Cole has arrived in Glentree Scotland to get some answers. There she meets some very interesting characters. Becky paints quite the picture – makes me want to travel to Scotland to see what I would find. But in a way the author is a travel agent – their story telling takes us to places that we may never visit except in our mind.

Cole’s on a walk to find Castle Laoch and whom should she come upon but Rowan. And it’s certainly a memorable meeting. They are both a force to be reckoned with. Becky has me hooked into the story and wondering what will happen between Rowan and Cole. I couldn’t put the book down – I kept saying “one more page” and then “one more chapter”.

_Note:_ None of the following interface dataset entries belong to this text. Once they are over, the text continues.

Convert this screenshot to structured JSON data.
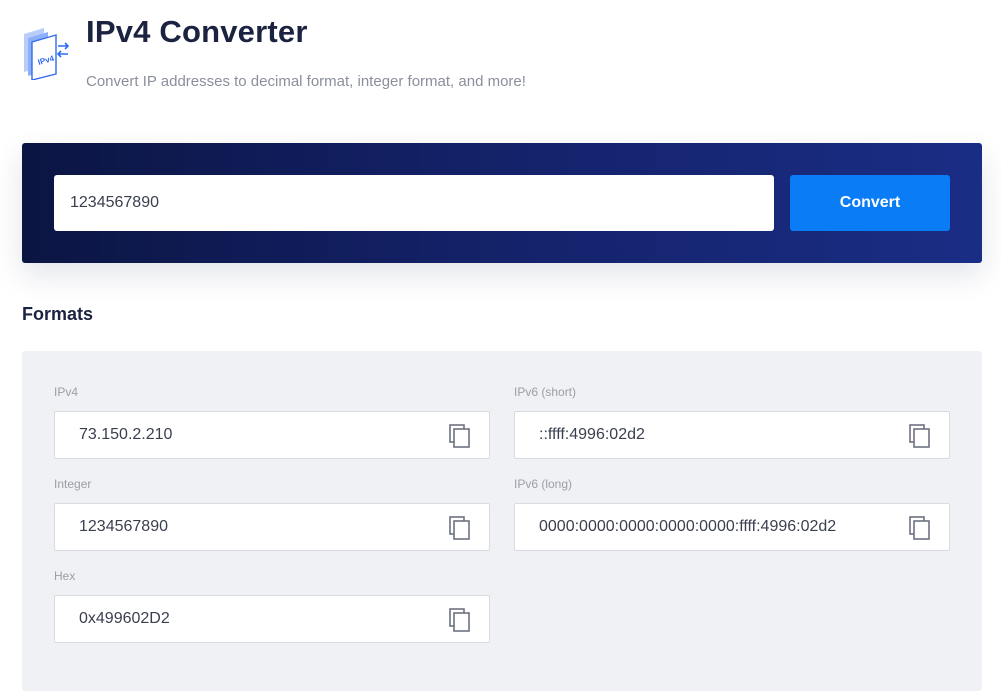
{
  "header": {
    "title": "IPv4 Converter",
    "subtitle": "Convert IP addresses to decimal format, integer format, and more!",
    "logo_text": "IPv4",
    "logo_icon": "ipv4-logo-icon"
  },
  "converter": {
    "input_value": "1234567890",
    "button_label": "Convert"
  },
  "formats": {
    "heading": "Formats",
    "ipv4": {
      "label": "IPv4",
      "value": "73.150.2.210"
    },
    "integer": {
      "label": "Integer",
      "value": "1234567890"
    },
    "hex": {
      "label": "Hex",
      "value": "0x499602D2"
    },
    "ipv6_short": {
      "label": "IPv6 (short)",
      "value": "::ffff:4996:02d2"
    },
    "ipv6_long": {
      "label": "IPv6 (long)",
      "value": "0000:0000:0000:0000:0000:ffff:4996:02d2"
    },
    "copy_icon": "copy-icon"
  },
  "colors": {
    "accent": "#0a7cf6",
    "banner_start": "#0b1543",
    "banner_end": "#1a2d85",
    "panel_bg": "#f0f1f4",
    "title": "#1c2340"
  }
}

Rowan seems to be a man with issues – can Cole help with those? There’s one scene where Rowan asks Cole to accompany him to the gardens. I could almost picture a different era and him all decked out in his kilt. There’s also a clan gala – I somehow missed my invitation in the mail.

In my area of the country, we have the Glasgow Lands Scottish Festival (http://www.glasgowlands.org/info.html). This is their 19th year and it will be held in Florence, Massachusetts. If you are in my neck of the woods on Saturday, July 21 you may want to check out the festival. I just may make it there myself this year.

I would love to see this book made into a movie so that I could see the book play out before my eyes. Rowan is the perfect hero – he’s a strong man that protects the woman character. I also love that Becky hasn’t filled the book with lots of sex.

There is sex in the book but it’s done at a point in time where our couple realizes what they mean to each other. I think if she had more than she did, it would have ruined the story for me. We also get to see how crazy some people will become when they think a family curse is involved.

If you love this book as much as I did, you will want to keep your eyes open for Becky’s newest book, “Forced”, it will be coming out this summer. She also spices up her story with a little mystery and intrigue which just makes it that much harder to put the book down.

Rating: ★★★★½

Buy: The Legend of Lady MacLaoch